BEGIN DATA

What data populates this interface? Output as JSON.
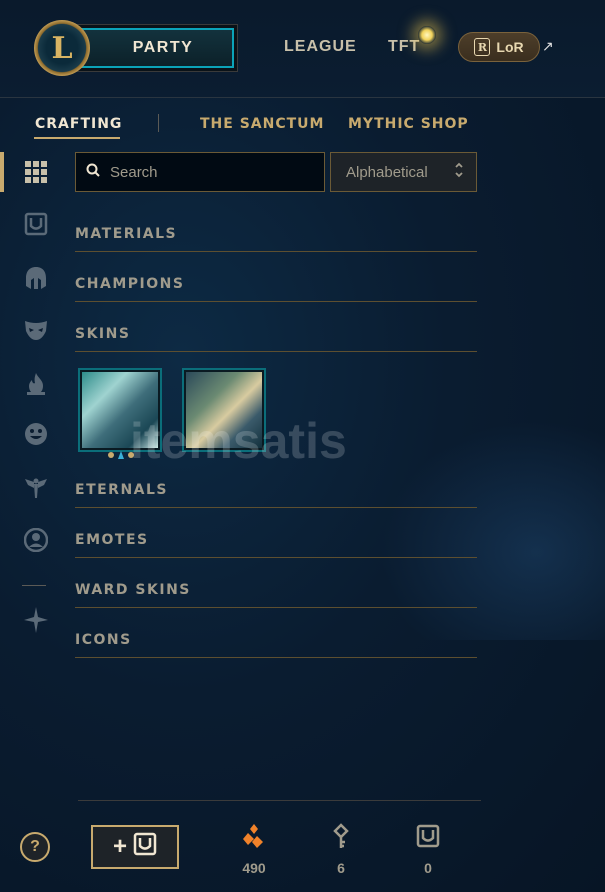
{
  "topnav": {
    "logo_letter": "L",
    "party_label": "PARTY",
    "league_label": "LEAGUE",
    "tft_label": "TFT",
    "lor_label": "LoR",
    "lor_badge": "R",
    "external_arrow": "↗"
  },
  "subtabs": {
    "crafting": "CRAFTING",
    "sanctum": "THE SANCTUM",
    "mythic_shop": "MYTHIC SHOP"
  },
  "sidebar": {
    "icons": [
      "grid-icon",
      "chest-icon",
      "helmet-icon",
      "mask-icon",
      "flame-icon",
      "emote-face-icon",
      "ward-icon",
      "profile-icon",
      "spiral-icon"
    ]
  },
  "search": {
    "placeholder": "Search",
    "value": ""
  },
  "sort": {
    "selected": "Alphabetical"
  },
  "categories": {
    "materials": "MATERIALS",
    "champions": "CHAMPIONS",
    "skins": "SKINS",
    "eternals": "ETERNALS",
    "emotes": "EMOTES",
    "ward_skins": "WARD SKINS",
    "icons": "ICONS"
  },
  "skins": [
    {
      "icon": "skin-thumbnail"
    },
    {
      "icon": "skin-thumbnail"
    }
  ],
  "watermark": {
    "text": "itemsatis"
  },
  "footer": {
    "help_label": "?",
    "add_chest_plus": "+",
    "currencies": [
      {
        "icon": "orange-essence-icon",
        "value": "490",
        "color": "#f0822a"
      },
      {
        "icon": "key-icon",
        "value": "6",
        "color": "#a09b8c"
      },
      {
        "icon": "chest-icon",
        "value": "0",
        "color": "#a09b8c"
      }
    ]
  },
  "colors": {
    "gold": "#c8aa6e",
    "teal": "#0ba3b8",
    "text_muted": "#a09b8c",
    "orange": "#f0822a"
  }
}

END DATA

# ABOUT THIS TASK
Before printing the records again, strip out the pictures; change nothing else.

# RESPONSE TO THIS TASK
What data populates this interface? Output as JSON.
{
  "topnav": {
    "logo_letter": "L",
    "party_label": "PARTY",
    "league_label": "LEAGUE",
    "tft_label": "TFT",
    "lor_label": "LoR",
    "lor_badge": "R",
    "external_arrow": "↗"
  },
  "subtabs": {
    "crafting": "CRAFTING",
    "sanctum": "THE SANCTUM",
    "mythic_shop": "MYTHIC SHOP"
  },
  "sidebar": {
    "icons": [
      "grid-icon",
      "chest-icon",
      "helmet-icon",
      "mask-icon",
      "flame-icon",
      "emote-face-icon",
      "ward-icon",
      "profile-icon",
      "spiral-icon"
    ]
  },
  "search": {
    "placeholder": "Search",
    "value": ""
  },
  "sort": {
    "selected": "Alphabetical"
  },
  "categories": {
    "materials": "MATERIALS",
    "champions": "CHAMPIONS",
    "skins": "SKINS",
    "eternals": "ETERNALS",
    "emotes": "EMOTES",
    "ward_skins": "WARD SKINS",
    "icons": "ICONS"
  },
  "skins": [
    {
      "icon": "skin-thumbnail"
    },
    {
      "icon": "skin-thumbnail"
    }
  ],
  "watermark": {
    "text": "itemsatis"
  },
  "footer": {
    "help_label": "?",
    "add_chest_plus": "+",
    "currencies": [
      {
        "icon": "orange-essence-icon",
        "value": "490",
        "color": "#f0822a"
      },
      {
        "icon": "key-icon",
        "value": "6",
        "color": "#a09b8c"
      },
      {
        "icon": "chest-icon",
        "value": "0",
        "color": "#a09b8c"
      }
    ]
  },
  "colors": {
    "gold": "#c8aa6e",
    "teal": "#0ba3b8",
    "text_muted": "#a09b8c",
    "orange": "#f0822a"
  }
}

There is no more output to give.